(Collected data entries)
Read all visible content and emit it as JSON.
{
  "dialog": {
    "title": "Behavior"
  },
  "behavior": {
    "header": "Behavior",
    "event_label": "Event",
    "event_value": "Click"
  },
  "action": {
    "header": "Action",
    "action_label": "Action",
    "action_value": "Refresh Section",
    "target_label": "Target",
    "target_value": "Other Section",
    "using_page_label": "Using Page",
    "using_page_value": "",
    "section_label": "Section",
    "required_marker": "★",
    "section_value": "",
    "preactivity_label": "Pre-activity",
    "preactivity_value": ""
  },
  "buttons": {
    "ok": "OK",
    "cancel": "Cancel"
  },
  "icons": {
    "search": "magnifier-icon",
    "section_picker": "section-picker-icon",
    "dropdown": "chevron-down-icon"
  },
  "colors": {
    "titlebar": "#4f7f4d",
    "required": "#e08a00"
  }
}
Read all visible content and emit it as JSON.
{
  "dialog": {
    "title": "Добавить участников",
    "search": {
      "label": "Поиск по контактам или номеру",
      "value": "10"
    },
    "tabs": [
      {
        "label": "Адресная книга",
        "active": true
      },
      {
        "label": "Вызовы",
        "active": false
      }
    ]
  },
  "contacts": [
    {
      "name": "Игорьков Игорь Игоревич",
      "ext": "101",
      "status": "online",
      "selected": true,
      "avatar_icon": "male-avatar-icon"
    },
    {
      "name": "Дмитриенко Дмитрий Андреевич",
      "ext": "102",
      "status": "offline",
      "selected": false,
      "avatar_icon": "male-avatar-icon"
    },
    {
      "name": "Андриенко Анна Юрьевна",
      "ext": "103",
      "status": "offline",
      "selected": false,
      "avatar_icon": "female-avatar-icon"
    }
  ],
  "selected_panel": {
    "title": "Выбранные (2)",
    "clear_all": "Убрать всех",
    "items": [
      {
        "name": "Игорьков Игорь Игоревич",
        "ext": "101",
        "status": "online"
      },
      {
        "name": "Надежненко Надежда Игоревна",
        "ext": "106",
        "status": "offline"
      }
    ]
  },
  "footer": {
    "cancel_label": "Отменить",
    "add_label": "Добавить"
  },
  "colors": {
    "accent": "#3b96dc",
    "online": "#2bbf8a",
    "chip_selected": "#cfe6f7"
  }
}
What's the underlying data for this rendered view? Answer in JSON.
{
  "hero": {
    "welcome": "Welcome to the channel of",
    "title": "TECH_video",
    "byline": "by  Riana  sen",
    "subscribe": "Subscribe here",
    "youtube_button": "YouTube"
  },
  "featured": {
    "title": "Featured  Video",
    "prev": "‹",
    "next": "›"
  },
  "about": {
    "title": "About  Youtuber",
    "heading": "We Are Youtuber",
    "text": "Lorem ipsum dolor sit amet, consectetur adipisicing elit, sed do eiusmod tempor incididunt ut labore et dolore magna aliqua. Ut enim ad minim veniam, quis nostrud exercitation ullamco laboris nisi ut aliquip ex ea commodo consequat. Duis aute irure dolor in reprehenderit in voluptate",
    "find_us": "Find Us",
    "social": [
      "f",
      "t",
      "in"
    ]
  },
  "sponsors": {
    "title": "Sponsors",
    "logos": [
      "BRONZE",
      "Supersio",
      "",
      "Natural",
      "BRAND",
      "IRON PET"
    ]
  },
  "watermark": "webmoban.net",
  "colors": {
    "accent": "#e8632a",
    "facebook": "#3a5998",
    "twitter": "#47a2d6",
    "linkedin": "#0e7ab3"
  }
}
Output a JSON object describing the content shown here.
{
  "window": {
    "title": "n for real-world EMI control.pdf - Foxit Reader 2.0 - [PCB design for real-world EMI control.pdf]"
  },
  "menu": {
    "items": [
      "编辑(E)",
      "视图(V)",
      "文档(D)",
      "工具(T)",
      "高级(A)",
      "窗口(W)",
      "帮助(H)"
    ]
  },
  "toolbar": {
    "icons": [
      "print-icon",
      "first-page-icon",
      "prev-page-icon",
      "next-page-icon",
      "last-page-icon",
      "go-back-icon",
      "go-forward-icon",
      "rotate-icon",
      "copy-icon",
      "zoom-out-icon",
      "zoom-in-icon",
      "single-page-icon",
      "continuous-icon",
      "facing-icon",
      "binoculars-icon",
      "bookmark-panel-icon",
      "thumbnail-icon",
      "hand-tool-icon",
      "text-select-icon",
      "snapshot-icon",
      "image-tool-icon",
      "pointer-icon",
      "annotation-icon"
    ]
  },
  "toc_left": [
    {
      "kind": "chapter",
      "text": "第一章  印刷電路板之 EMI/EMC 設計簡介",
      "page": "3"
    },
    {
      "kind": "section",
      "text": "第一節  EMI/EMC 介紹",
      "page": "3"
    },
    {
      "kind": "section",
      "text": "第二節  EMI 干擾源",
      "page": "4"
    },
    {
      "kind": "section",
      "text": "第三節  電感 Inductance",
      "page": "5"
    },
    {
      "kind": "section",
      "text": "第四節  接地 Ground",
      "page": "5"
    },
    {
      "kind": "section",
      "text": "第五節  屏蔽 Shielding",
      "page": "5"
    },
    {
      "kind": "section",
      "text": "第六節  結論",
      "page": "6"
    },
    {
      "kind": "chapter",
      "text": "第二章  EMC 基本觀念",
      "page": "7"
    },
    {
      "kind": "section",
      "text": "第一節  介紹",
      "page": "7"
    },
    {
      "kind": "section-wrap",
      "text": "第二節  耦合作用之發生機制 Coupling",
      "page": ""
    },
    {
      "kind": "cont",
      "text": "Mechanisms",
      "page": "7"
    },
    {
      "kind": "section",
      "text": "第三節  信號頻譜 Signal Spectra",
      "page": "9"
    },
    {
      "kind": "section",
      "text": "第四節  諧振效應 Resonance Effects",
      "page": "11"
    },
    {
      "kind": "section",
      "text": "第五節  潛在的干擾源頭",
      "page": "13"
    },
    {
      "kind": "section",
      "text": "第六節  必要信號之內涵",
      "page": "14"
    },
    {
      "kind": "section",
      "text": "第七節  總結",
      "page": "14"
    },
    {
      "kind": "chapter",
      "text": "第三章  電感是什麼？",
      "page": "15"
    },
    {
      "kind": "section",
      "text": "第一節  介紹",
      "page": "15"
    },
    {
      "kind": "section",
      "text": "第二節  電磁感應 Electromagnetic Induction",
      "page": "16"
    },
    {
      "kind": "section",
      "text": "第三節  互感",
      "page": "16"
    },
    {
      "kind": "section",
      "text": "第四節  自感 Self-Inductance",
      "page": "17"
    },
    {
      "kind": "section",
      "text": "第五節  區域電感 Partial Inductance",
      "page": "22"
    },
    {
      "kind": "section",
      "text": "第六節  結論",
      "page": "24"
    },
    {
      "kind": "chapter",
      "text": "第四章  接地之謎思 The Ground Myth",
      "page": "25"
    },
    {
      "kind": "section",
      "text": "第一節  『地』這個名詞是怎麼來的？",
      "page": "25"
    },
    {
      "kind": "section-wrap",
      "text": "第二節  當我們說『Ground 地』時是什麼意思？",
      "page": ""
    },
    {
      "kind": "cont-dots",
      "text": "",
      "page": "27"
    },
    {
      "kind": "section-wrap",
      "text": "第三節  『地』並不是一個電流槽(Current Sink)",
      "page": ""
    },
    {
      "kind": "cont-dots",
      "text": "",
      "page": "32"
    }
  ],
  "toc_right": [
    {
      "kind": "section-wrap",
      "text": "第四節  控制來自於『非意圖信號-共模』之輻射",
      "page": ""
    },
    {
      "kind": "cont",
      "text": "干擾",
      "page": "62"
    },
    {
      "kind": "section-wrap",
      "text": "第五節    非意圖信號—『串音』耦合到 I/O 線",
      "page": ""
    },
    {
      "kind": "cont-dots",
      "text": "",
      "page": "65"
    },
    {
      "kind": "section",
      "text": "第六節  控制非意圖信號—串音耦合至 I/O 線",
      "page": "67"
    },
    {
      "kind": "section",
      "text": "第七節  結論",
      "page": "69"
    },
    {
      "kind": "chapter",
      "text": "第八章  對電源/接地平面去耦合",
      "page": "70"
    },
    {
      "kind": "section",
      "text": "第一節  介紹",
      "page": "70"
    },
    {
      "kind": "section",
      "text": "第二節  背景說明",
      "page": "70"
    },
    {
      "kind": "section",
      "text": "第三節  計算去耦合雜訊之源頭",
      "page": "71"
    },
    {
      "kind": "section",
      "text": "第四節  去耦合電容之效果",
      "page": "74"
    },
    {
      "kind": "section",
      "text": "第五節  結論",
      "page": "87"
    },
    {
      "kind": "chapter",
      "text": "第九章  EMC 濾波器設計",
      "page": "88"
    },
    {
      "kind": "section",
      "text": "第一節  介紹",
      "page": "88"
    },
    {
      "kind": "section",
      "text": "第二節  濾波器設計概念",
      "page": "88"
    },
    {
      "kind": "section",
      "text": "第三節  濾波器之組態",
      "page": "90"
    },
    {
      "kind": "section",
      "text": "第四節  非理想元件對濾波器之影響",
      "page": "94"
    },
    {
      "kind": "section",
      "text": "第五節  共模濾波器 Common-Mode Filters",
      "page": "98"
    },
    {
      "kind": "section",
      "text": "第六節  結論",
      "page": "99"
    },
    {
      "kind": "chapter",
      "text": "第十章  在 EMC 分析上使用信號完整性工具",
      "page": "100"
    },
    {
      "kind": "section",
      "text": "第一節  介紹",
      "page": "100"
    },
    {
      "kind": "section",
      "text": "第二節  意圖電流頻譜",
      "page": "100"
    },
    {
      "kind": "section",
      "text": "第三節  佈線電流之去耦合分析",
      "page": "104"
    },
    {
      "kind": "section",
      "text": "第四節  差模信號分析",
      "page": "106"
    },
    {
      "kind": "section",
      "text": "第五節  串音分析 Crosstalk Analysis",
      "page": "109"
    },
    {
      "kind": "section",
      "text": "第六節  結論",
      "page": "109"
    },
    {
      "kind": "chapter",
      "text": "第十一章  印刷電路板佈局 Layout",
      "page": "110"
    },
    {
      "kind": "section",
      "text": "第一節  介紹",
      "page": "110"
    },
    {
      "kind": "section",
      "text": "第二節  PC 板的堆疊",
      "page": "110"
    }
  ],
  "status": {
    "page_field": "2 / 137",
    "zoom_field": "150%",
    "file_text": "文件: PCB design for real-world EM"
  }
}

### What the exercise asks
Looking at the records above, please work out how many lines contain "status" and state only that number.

### Exercise solution
6